I sat down to watch this Channel 4 show with some bias in that I simply don’t get this whole ‘adrenalin junkie’ thing. I don’t understand, for instance, why someone would hurl themselves out of a perfectly good plane just for the fun of it.
I similarly don’t understand – and find it a tremendously selfish act – that someone would want to climb Everest, risking their own lives and those of any rescuers who may be needed to save their obsessive butts…
My question is always, “What’s the point?” I know the multitude of answers to that question; it’s proving I can do it, it’s defying nature, it’s the thrill of it… but again, to what end?
So as the extremely odd tale of Wim Hof, a 50 year old ex-postman, began, and we learned that he intended to run a 26 mile marathon in subzero temperatures north of the Arctic Circle, my question again was, “What’s the point?”
And his plan was not only to run that marathon, but to do it wearing only shorts and sandals. His obsession with challenging the cold to kill him has put an enormous strain on his marriage to Carolina who, yet again, had to simply sit back and hope he didn’t die of exposure on his latest crazy endeavour. For me, she was in large part the true star of this show.
I have to say though, it all made for fascinating viewing as we watched Wim prepare for his marathon by meditating in freezers, swimming in icy canals and hanging out in ice blocks, as you do. But the footage of him launching himself under the Arctic ice and swimming seemingly effortlessly and without discomfort was a sight to behold.
The scenery was likewise breathtaking; it was a vista that contained the best icy paradise that nature could offer.
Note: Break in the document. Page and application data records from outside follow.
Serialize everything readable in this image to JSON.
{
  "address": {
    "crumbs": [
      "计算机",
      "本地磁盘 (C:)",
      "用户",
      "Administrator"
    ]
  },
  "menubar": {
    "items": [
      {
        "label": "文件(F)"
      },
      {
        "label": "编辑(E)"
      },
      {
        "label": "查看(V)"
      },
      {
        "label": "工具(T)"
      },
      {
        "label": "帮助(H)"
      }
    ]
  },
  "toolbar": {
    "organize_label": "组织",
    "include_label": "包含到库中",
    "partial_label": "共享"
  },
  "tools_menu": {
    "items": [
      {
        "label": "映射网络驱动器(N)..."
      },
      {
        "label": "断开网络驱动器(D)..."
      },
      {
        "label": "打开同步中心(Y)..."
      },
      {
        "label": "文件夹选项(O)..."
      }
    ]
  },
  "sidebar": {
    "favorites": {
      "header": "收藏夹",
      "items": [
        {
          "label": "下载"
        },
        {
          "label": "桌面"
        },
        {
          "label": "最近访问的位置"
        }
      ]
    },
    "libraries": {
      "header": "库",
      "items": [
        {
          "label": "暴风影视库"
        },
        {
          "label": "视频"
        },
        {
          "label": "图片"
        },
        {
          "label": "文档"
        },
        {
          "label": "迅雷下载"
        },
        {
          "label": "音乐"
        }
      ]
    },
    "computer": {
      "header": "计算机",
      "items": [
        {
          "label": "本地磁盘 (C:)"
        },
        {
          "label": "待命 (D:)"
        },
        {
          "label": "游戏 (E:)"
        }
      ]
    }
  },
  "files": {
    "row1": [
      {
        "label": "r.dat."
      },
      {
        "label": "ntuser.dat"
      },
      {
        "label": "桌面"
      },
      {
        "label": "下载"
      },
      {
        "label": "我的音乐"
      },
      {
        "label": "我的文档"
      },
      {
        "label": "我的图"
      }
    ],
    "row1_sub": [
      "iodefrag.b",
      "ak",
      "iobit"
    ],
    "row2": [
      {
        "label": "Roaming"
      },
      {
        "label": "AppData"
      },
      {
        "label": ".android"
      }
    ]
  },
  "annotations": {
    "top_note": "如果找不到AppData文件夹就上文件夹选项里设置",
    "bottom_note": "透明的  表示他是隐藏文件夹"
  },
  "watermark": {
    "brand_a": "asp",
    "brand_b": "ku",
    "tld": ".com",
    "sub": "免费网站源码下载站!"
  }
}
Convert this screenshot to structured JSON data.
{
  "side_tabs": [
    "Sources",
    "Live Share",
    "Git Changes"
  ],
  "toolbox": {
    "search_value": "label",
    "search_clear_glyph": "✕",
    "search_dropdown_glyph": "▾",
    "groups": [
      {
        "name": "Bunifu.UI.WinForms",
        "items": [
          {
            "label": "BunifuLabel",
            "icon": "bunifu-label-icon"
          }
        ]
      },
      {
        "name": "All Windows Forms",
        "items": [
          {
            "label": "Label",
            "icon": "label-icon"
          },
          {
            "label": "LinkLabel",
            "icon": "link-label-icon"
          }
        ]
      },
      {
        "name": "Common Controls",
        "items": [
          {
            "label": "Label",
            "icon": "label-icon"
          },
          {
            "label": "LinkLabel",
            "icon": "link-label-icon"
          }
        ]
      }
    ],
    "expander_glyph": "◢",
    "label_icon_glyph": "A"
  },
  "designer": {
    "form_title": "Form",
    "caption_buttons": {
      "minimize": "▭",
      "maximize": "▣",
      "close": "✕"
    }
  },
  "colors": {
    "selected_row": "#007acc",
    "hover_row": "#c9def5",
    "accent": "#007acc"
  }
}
But that beauty belied the savagery that could be inflicted upon a person – in this case, Wim – who, for reasons that never did become fully clear to me, chose to pit his wits and his body against the treacherous cold.
Wim though, I have to say, was a singularly uninteresting man, despite his extraordinary passion for his weird pastime, and only really became something more than two-dimensional towards the end of the programme. Prior to that, there was a sense that he was being defensively hostile, as though he was awaiting the words, “You’re a bloody nutter!” to utter forth from someone.
Nobody did say that to Wim though, nor did anyone ask too many questions about his obsession with fighting the cold, and wisely so, for I fear otherwise they’d have received a two-word answer, the second of which would have been “off”.
This defensiveness became most obvious I thought when we heard how he uses the Tibetan Buddhist practice of ‘Tummo’ in order to mentally have control of his homeostasis rather than have the ambient temperatures control it.
However, what Wim lacked in personality and charm, his wife Carolina more than made up for. She’s the dictionary definition of ‘long suffering’ and despite her evident weariness of Wim’s obsession, her love for him overrides her wish that he’d just stop being a fruitloop who has to prove something to himself about conquering cold.
Even after Wim had in fact completed the marathon – and was, for the first time, animated – complete with iced up beard and red and blue bits, his elation was only in small part shared by Carolina who remarked, “It’s not a final thing.”
So what will be his next Me vs Cold challenge? Where could he possibly go subsequently to outwit nature’s icy side again? Well, wherever it is, you can be sure Carolina will be there, and you can also be sure, she won’t want to be.